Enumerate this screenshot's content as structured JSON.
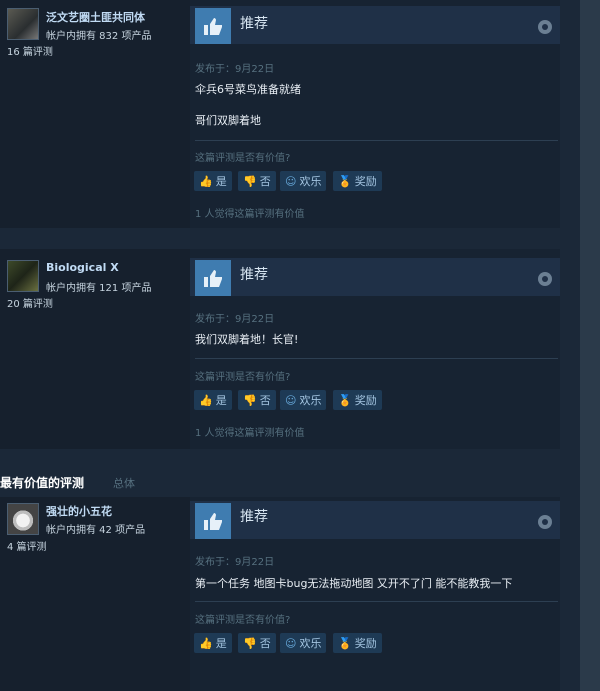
{
  "reviews": [
    {
      "username": "泛文艺圈土匪共同体",
      "owns": "帐户内拥有 832 项产品",
      "review_count": "16 篇评测",
      "title": "推荐",
      "posted": "发布于：9月22日",
      "lines": [
        "伞兵6号菜鸟准备就绪",
        "哥们双脚着地"
      ],
      "helpful_q": "这篇评测是否有价值?",
      "buttons": {
        "yes": "是",
        "no": "否",
        "funny": "欢乐",
        "award": "奖励"
      },
      "found_helpful": "1 人觉得这篇评测有价值"
    },
    {
      "username": "Biological X",
      "owns": "帐户内拥有 121 项产品",
      "review_count": "20 篇评测",
      "title": "推荐",
      "posted": "发布于：9月22日",
      "lines": [
        "我们双脚着地！长官!"
      ],
      "helpful_q": "这篇评测是否有价值?",
      "buttons": {
        "yes": "是",
        "no": "否",
        "funny": "欢乐",
        "award": "奖励"
      },
      "found_helpful": "1 人觉得这篇评测有价值"
    },
    {
      "username": "强壮的小五花",
      "owns": "帐户内拥有 42 项产品",
      "review_count": "4 篇评测",
      "title": "推荐",
      "posted": "发布于：9月22日",
      "lines": [
        "第一个任务 地图卡bug无法拖动地图 又开不了门 能不能教我一下"
      ],
      "helpful_q": "这篇评测是否有价值?",
      "buttons": {
        "yes": "是",
        "no": "否",
        "funny": "欢乐",
        "award": "奖励"
      }
    }
  ],
  "section": {
    "title": "最有价值的评测",
    "subtitle": "总体"
  },
  "icons": {
    "thumb": "thumbs-up-icon",
    "steam": "steam-logo-icon",
    "yes": "thumbs-up-small-icon",
    "no": "thumbs-down-small-icon",
    "funny": "smiley-icon",
    "award": "award-icon"
  },
  "colors": {
    "accent": "#3f7cb0",
    "background": "#1b2838",
    "link": "#c1dbf4"
  }
}
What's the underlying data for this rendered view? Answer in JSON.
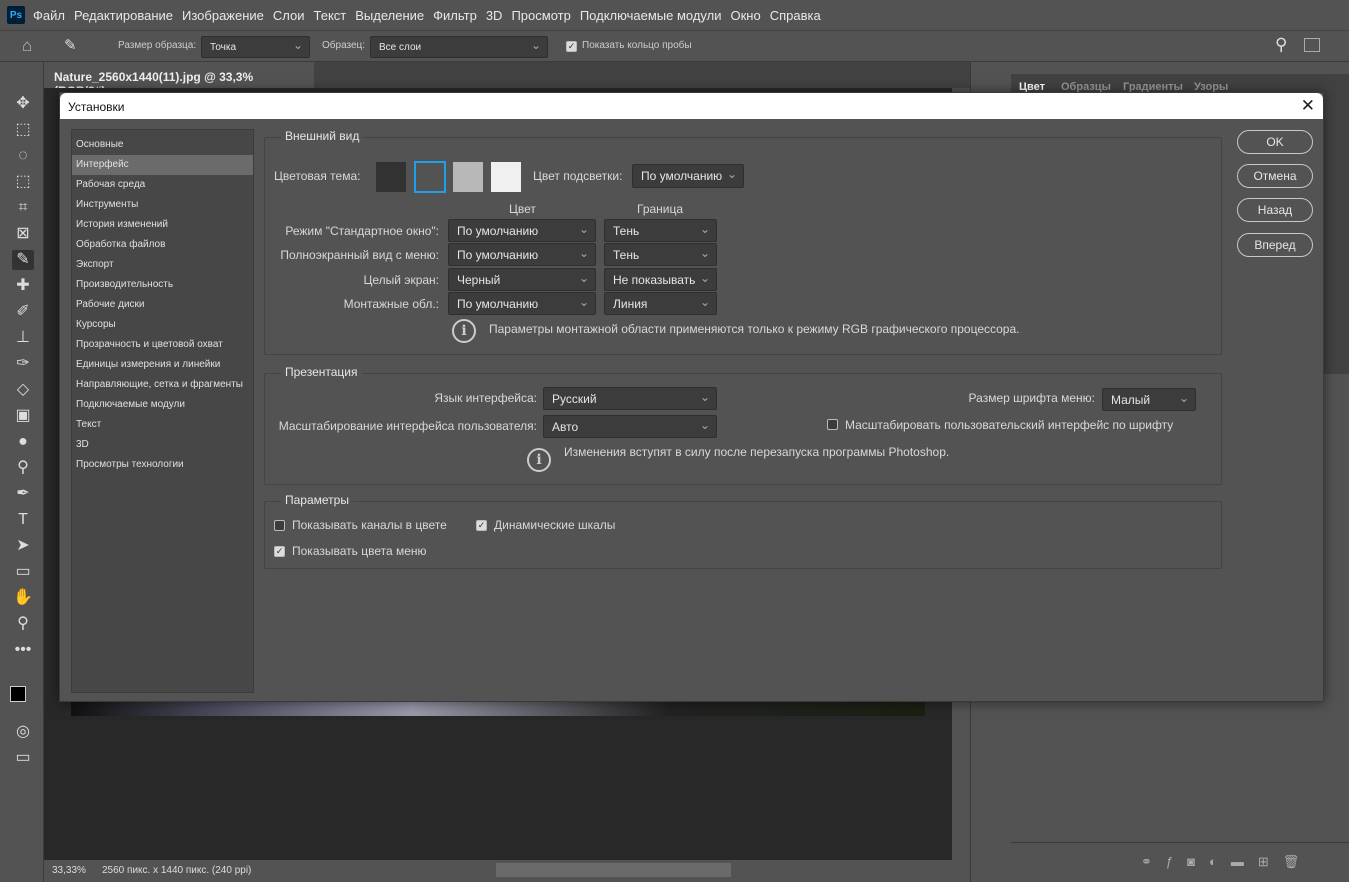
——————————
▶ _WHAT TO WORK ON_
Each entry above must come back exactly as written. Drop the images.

▶ _YOUR RESPONSE_
Enumerate this screenshot's content as structured JSON.
{
  "reviews": [
    {
      "username": "泛文艺圈土匪共同体",
      "owns": "帐户内拥有 832 项产品",
      "review_count": "16 篇评测",
      "title": "推荐",
      "posted": "发布于：9月22日",
      "lines": [
        "伞兵6号菜鸟准备就绪",
        "哥们双脚着地"
      ],
      "helpful_q": "这篇评测是否有价值?",
      "buttons": {
        "yes": "是",
        "no": "否",
        "funny": "欢乐",
        "award": "奖励"
      },
      "found_helpful": "1 人觉得这篇评测有价值"
    },
    {
      "username": "Biological X",
      "owns": "帐户内拥有 121 项产品",
      "review_count": "20 篇评测",
      "title": "推荐",
      "posted": "发布于：9月22日",
      "lines": [
        "我们双脚着地！长官!"
      ],
      "helpful_q": "这篇评测是否有价值?",
      "buttons": {
        "yes": "是",
        "no": "否",
        "funny": "欢乐",
        "award": "奖励"
      },
      "found_helpful": "1 人觉得这篇评测有价值"
    },
    {
      "username": "强壮的小五花",
      "owns": "帐户内拥有 42 项产品",
      "review_count": "4 篇评测",
      "title": "推荐",
      "posted": "发布于：9月22日",
      "lines": [
        "第一个任务 地图卡bug无法拖动地图 又开不了门 能不能教我一下"
      ],
      "helpful_q": "这篇评测是否有价值?",
      "buttons": {
        "yes": "是",
        "no": "否",
        "funny": "欢乐",
        "award": "奖励"
      }
    }
  ],
  "section": {
    "title": "最有价值的评测",
    "subtitle": "总体"
  },
  "icons": {
    "thumb": "thumbs-up-icon",
    "steam": "steam-logo-icon",
    "yes": "thumbs-up-small-icon",
    "no": "thumbs-down-small-icon",
    "funny": "smiley-icon",
    "award": "award-icon"
  },
  "colors": {
    "accent": "#3f7cb0",
    "background": "#1b2838",
    "link": "#c1dbf4"
  }
}
What's the underlying data for this rendered view? Answer in JSON.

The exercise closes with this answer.